Finally, I bought a small amount of black, white and OU green for a wall hanging that DD2 has been wanting. I have a pattern (thanks to Pinterest!) and it isn't large, so I should be able to get right on this ASAP.

That totally wraps up our 2017 version of Canter's Cave Quilt Camp. It was a wonderful 3-day get-away, and I am already looking forward to next year!

Happy Quilting, Friends!

Wednesday, April 19, 2017

Canter's Cave Wrap-Up - Part 3

It's show time today, dear readers! You are in for a treat, getting to see the fantastic finishes and additional show-and-tell quilts from the ladies at the retreat. Let's get right to it.

This is a sweet baby quilt made by Anita - not a camper - she owns Canter's Cave! She was free for a good portion of the time we were there and joined us for sewing, sharing and dinner. Isn't it a great quilt?

Becky brought a quilt that she is ready to begin quilting and isn't it grand?!? Let's have some close-up shots.

I am giving serious consideration to beginning some sort of EPP quilt, and this is so very tempting. Becky brought two other in-progress quilts for show-and-tell - a smaller hexie quilt and a tumbling block quilt.

This sweet mini quilt is the type of EPP that one could work on and be able to finish in a reasonable time frame. Those big ones with a gazillion pieces are too intimidating. Becky is in the process of big-stitch hand quilting this mini.

Can you tell Becky has a thing for reproduction prints? These examples plus the Snail's Trails from yesterday's post all feature her love of repros.

The two quilts above are from Jan. The top one is her Thimbleberries finish. The bottom one is one she is making for a friend who lost her husband recently. These flannels are from his shirts. Jan is so thoughtful.

Laura finished her quilt - almost. She still has one border to add. The top picture shows her quilt with the first 2 borders; the next 2 pictures show the fabric she intends to use for the outer border. Very striking and perfectly suited.

Sharon's Christmas quilt looks spectacular. She will very likely have this quilted in plenty of time for the holidays. Or maybe she will gift it?

Jan and Sharon were the first to finish their Thimbleberries quilt tops, so they displayed their work on the furniture around the fire place to provide inspiration to those of us still working. Pretty nice view, I think you'd agree.
Susan got her quilt top together before we left. The lighting in the room gives this picture a fuzzy look, but it's gorgeous and tempting to place on my wish list.

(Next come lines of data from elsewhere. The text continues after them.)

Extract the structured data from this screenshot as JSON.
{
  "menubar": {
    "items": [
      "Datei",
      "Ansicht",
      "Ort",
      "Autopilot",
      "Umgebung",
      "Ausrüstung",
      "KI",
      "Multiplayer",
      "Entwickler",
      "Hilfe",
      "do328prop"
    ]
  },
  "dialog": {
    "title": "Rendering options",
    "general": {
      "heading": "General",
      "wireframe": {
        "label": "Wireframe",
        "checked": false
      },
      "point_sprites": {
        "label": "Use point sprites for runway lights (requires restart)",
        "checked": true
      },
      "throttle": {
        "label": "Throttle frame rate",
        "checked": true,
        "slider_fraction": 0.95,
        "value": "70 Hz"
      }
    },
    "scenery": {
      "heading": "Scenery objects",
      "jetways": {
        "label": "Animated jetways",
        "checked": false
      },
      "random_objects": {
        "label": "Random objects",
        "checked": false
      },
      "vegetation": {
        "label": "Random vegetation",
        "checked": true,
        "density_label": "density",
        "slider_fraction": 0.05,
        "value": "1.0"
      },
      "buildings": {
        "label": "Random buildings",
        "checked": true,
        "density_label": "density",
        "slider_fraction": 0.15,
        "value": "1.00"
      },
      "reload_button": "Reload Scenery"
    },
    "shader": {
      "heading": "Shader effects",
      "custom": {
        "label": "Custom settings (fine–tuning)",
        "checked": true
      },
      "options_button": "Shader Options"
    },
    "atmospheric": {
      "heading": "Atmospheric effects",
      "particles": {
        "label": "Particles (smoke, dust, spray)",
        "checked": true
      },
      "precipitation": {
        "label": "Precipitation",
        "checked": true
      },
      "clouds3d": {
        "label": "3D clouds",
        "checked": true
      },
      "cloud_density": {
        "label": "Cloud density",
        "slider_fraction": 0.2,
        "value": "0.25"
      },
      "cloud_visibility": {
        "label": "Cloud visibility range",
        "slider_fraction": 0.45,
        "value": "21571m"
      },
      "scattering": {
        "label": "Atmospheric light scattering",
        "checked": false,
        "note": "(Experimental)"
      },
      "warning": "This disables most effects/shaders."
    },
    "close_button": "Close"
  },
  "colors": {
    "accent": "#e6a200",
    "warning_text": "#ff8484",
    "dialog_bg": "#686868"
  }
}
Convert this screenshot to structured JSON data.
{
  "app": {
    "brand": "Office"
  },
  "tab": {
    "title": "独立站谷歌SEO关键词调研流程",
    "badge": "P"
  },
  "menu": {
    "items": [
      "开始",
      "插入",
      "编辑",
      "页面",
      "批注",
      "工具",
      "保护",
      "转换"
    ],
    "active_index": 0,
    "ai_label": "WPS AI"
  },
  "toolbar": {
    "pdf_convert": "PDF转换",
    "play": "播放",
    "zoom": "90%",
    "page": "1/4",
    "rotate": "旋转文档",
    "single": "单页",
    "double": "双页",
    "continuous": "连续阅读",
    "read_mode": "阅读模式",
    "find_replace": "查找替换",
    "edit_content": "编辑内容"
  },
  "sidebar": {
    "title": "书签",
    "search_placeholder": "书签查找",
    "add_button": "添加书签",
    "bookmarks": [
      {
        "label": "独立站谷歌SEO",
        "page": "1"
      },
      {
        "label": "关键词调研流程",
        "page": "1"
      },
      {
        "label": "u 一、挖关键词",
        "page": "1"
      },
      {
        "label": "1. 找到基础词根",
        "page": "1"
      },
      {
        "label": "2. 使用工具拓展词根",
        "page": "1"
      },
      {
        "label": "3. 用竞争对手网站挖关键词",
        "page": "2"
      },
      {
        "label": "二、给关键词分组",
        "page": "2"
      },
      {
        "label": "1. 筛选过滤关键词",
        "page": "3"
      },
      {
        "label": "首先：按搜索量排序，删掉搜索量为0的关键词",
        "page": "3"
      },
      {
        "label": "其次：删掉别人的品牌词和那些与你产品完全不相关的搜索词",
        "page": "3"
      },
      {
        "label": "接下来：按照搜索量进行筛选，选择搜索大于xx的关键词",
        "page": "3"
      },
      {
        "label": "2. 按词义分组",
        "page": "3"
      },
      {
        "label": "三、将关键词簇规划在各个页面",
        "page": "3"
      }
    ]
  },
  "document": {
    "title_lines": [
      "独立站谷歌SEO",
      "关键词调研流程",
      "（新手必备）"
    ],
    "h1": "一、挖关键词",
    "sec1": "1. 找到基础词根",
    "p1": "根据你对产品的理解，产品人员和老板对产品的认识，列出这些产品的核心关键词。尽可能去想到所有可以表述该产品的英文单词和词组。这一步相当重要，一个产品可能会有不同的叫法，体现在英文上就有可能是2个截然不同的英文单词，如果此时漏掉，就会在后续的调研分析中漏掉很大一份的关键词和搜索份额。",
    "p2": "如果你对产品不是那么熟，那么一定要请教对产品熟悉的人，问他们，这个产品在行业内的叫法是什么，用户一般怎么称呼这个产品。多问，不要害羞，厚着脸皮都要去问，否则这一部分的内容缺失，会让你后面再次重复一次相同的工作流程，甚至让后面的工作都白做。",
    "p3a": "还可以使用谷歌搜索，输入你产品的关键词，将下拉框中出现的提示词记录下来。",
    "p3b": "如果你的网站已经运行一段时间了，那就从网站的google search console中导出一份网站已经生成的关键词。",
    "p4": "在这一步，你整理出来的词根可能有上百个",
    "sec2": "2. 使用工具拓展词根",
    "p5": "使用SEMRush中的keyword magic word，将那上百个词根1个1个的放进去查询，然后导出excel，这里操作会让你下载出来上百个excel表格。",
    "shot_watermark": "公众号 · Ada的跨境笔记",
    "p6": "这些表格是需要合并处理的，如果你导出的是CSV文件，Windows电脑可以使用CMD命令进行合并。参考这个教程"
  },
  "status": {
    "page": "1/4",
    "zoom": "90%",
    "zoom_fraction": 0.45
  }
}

This king-size beauty is Terry's finish. You can see why she didn't turn down Jan's offer of helping to pin and  match all those rows of blocks with the rows of sashing. It is supposed to get a border, but Terry is seriously considering leaving it off. The quilt is so heavy now that adding any more too it seem unnecessary. Plus, how will she ever get in to fit in her long-arm? Once finished, it will look fantastic with her decor.

Okay. So there you have all our finishes. Now, I still have stuff to share - namely food, shopping and goodies. All the really important stuff!! Since this post is already long, I think I will eke out one more post to finish off this retreat wrap-up. Gosh we had fun, and it was so super-productive!

See you tomorrow for the final installment of 2017 Canter's Cave Retreat.
Happy Quilting, Friends!